Shah Alam 10K 2007
Having not raced
since the Penang Bridge Marathon,
I wouldn't have turned up at the starting line if not
for a certain someone's gentle prompting. Heh heh...
It's not my usual "policy" to race in the
absence of training. My weekly mileage has been hovering
between 20-30K which will keep me somewhat healthy,
will not make me sharp, certainly not for a hard race
as a 10K. The only drawing factor was the curiosity
to see how my recent string
of hill running will serve me. I felt unready but
not completely hopeless and I was quietly confident
that all the hilly runs will see me through at least
in 58 or 59 mins.
I registered online just before the Thursday cutoff time
and collected my race bib on Saturday. I'd not run Shah Alam
before and I heard about the challenging course. Munched a
cereal bar and washed it down with Red Bull while driving
there. As soon as I got there I spotted Ronnie,
Draco, Steven, Naresh and a host of regular faces.
The first comment that I got from the SAAA official was to
pin my bib on my chest - I had mine on the midriff section.
That seems to be the standard SAAA response to all the races

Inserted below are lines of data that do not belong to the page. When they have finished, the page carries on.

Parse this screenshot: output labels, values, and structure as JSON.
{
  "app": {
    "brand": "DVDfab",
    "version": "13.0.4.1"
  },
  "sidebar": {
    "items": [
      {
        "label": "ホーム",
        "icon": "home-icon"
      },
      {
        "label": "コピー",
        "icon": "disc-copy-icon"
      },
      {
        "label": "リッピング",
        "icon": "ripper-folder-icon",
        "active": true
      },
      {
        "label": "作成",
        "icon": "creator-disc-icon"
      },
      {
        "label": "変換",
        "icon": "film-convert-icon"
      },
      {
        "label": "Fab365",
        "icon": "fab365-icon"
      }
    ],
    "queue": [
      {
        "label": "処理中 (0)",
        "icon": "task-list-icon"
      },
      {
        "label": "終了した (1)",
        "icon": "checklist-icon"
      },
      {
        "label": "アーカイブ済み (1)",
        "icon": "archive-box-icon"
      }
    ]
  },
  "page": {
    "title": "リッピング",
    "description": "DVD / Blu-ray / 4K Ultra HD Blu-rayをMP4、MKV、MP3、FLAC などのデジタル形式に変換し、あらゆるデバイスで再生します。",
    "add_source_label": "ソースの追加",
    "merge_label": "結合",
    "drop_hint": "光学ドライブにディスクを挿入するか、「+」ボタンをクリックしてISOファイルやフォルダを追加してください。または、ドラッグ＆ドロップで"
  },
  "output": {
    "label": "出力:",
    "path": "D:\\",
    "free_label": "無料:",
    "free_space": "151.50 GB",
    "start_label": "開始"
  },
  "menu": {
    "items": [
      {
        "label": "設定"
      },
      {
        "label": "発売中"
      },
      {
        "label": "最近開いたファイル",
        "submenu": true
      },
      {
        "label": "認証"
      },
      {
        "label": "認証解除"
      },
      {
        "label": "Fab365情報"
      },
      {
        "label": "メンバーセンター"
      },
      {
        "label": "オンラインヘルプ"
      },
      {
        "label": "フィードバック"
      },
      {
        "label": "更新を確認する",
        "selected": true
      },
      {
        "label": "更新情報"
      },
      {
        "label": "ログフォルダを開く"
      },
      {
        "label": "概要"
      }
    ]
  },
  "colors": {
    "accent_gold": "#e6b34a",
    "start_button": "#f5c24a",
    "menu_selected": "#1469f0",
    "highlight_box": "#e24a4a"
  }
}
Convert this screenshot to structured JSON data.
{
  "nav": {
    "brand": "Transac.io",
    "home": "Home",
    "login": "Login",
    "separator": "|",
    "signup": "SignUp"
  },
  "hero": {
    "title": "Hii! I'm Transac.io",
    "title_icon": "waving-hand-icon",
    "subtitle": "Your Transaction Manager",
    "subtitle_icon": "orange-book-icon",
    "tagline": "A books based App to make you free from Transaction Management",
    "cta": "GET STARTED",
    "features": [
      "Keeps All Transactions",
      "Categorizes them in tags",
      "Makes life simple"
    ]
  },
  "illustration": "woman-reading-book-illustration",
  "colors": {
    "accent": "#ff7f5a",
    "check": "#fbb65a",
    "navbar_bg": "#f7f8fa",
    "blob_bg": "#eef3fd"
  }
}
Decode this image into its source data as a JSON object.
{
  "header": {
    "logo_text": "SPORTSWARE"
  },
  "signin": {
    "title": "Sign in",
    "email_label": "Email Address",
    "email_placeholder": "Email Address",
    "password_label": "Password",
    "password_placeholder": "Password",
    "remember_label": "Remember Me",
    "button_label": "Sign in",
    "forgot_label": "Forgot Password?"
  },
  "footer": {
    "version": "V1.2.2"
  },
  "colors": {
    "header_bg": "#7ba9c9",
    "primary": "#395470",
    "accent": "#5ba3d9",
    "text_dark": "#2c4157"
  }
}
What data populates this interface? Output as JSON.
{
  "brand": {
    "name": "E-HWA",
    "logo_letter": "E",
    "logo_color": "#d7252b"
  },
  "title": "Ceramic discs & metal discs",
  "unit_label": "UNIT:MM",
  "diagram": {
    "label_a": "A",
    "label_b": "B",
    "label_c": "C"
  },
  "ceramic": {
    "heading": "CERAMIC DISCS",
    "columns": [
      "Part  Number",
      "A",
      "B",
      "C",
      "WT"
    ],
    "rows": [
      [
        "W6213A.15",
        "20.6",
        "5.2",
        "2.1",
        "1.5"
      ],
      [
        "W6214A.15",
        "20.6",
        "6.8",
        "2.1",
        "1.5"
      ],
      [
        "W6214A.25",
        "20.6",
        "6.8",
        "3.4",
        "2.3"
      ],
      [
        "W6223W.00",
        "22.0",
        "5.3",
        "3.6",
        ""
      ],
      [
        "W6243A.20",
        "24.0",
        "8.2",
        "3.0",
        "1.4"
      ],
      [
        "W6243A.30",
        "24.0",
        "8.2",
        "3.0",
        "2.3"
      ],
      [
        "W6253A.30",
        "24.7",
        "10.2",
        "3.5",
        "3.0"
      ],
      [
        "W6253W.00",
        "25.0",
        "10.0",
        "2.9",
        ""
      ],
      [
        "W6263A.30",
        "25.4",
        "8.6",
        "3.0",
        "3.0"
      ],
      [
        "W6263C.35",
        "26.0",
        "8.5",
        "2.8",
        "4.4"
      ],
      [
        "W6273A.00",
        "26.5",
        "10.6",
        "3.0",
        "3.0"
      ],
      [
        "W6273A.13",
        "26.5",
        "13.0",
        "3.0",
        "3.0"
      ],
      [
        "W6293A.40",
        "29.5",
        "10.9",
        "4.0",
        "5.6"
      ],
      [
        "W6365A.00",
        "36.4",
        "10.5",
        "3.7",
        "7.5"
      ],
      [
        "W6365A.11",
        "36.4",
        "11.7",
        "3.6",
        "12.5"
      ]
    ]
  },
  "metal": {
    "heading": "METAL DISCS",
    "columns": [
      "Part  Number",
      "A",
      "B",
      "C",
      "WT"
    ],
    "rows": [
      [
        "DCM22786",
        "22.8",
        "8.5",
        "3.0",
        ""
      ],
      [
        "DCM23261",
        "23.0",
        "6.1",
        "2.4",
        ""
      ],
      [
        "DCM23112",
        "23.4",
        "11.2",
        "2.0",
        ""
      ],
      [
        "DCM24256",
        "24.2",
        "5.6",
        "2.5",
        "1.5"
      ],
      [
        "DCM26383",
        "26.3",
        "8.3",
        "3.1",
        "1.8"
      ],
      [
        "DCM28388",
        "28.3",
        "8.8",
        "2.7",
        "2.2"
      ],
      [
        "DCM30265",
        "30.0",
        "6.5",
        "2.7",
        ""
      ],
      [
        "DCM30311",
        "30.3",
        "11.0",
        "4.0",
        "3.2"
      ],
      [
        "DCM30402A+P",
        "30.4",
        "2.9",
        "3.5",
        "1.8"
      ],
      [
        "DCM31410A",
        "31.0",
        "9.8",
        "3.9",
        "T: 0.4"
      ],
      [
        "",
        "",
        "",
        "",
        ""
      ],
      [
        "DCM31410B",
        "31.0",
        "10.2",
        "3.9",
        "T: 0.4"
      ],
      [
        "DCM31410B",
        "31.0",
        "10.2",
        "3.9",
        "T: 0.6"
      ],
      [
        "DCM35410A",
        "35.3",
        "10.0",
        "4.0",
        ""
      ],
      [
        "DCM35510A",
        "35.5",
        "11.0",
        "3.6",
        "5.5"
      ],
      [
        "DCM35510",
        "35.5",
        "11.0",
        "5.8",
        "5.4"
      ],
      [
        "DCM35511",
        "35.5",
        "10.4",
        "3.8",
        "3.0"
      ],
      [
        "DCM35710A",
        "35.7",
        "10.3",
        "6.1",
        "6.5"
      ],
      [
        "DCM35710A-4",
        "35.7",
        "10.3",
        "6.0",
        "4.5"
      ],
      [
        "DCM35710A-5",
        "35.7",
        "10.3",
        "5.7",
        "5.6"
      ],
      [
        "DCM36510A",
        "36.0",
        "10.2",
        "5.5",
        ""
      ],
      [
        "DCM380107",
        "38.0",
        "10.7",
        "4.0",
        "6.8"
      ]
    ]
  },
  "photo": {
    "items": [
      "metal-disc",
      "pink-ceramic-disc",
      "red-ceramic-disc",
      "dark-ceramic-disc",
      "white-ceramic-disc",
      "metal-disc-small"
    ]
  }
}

I'd been in the last 10 years. Somehow they have an obsession
with the chest region. I just nodded and went off my way with
nary a thought for these archaic rules.
With 30mins to go, I started my routine warmup along the partially
closed road and positioned myself in the midpack section of
the crowd. It didn't seem like a huge crowd - probably due to
the clash of another nearby race and the long weekend. Regardless,
medalling here would be very very tough with only 100 on offer.
started beeping the moment I started it, since I set my Alert
threshold to 6:10 pace. Anything below it, the watch will
beep. It took about 200m before it stopped as I began to hit
a quicker pace. With the undulating route, my pace was very
erratic. Hardly easy to maintain a consistent pace, but it
hovered between 5:13 to about 4:53. I spotted Abu from a distance
but bided my time until I passed him just after the Concorde
Hotel. I had no particular problems scaling the climbs and
I passed many over the entire course during the hilly sections.
It even seemed easy at some points and with that, my confidence
came back gradually.
Ran into Lai during one of the climbs and paced together
for a while. As we turned one of the corner, we let out a
simultaneous "S**t!" when we saw another hill looming.
Kept my pace and went ahead. All went quite well, and the
race officials were doing a fine job from traffic to water
stations, until the final part of the race where we were misled
through non-action on behalf of the traffic marshall. At the
final roundabout, we were supposed to take the 3 o'clock direction.
I distinctly saw the small sign but since no one ran that
way but instead took the 12 c'clock direction, I followed
suit. The marshall didn't stop anyone nor direct traffic,
so everyone and everything went on assumption basis. If not
for Ronnie, I wouldn't have hop over the divider to get back
on course. There were general confusion and most made their
anger known to the "blur" official. Another marshall
got there in time and also lend the errant official a piece
of his mind too. Many runners whom I'd overtaken earlier were
suddenly in front of me. It wasn't right but in my tiredness,
I gunned my engine to haul them back. I was running out of
distance and the last 100m were over a steep uphill. Somehow,
I scaled it in 4:30 pace.
The race route
It was amusing that Chen ended up behind me as he ran an
additional 1.5K due to the mess-up. And somehow, there was
still a medal for me. My timing of 51:27 over 10:15K ran was
good by my standards, in view of lack of training. If ran
according to the race route the distance was 9.6K, which was
short, and even if I'd ran under 49 mins, I wouldn't have
considered it my PR anyway. All said, it was a good run for
me and the medal looks good too. The weather was perfect and
if not for the bungling official, the morning would've seen
far less unsatisfied runners.